Every line of the material that includes the word "НАУКИ" is to be shown.

▬▬▬

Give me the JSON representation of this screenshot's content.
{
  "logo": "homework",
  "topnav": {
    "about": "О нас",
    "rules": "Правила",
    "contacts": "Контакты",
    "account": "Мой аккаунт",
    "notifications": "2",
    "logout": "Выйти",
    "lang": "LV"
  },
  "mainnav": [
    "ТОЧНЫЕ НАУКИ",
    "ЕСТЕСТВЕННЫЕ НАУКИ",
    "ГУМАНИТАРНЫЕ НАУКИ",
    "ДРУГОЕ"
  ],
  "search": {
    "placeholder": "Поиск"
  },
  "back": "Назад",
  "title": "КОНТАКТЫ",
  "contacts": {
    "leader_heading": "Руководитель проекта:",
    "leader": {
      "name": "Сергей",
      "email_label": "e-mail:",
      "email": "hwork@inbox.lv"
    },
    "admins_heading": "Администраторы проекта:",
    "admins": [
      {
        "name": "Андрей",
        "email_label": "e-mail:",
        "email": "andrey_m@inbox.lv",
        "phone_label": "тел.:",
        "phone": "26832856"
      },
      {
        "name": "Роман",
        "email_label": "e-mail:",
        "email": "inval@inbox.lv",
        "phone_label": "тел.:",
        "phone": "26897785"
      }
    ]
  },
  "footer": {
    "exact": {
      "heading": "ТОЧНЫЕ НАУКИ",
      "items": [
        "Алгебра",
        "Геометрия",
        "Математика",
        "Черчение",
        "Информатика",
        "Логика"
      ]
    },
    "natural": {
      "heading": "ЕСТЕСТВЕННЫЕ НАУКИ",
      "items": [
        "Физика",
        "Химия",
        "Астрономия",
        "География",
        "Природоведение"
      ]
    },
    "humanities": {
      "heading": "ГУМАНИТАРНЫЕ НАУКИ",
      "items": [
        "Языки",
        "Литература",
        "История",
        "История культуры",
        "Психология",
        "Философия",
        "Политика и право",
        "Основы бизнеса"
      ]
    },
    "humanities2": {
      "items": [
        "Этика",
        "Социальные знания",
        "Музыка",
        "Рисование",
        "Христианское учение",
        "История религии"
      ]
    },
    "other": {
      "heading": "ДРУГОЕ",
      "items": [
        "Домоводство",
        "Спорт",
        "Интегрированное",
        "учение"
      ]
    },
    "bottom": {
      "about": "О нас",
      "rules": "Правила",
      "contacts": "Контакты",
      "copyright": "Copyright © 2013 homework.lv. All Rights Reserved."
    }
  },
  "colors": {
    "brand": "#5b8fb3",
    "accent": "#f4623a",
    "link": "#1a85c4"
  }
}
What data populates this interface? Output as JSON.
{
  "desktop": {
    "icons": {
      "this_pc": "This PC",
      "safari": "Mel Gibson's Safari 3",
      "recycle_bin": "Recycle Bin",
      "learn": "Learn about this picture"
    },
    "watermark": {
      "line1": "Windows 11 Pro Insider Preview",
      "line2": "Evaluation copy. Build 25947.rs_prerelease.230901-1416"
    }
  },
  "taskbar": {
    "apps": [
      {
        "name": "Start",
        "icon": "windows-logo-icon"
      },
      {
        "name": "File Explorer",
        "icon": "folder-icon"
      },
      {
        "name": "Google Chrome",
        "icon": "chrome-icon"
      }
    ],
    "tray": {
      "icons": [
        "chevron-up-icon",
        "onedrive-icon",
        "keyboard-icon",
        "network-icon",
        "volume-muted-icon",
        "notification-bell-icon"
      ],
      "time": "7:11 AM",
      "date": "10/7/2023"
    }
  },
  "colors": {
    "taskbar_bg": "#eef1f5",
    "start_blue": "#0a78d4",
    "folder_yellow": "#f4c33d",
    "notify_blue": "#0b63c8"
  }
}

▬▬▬

# Exercise result:
    "ТОЧНЫЕ НАУКИ",
    "ЕСТЕСТВЕННЫЕ НАУКИ",
    "ГУМАНИТАРНЫЕ НАУКИ",
      "heading": "ТОЧНЫЕ НАУКИ",
      "heading": "ЕСТЕСТВЕННЫЕ НАУКИ",
      "heading": "ГУМАНИТАРНЫЕ НАУКИ",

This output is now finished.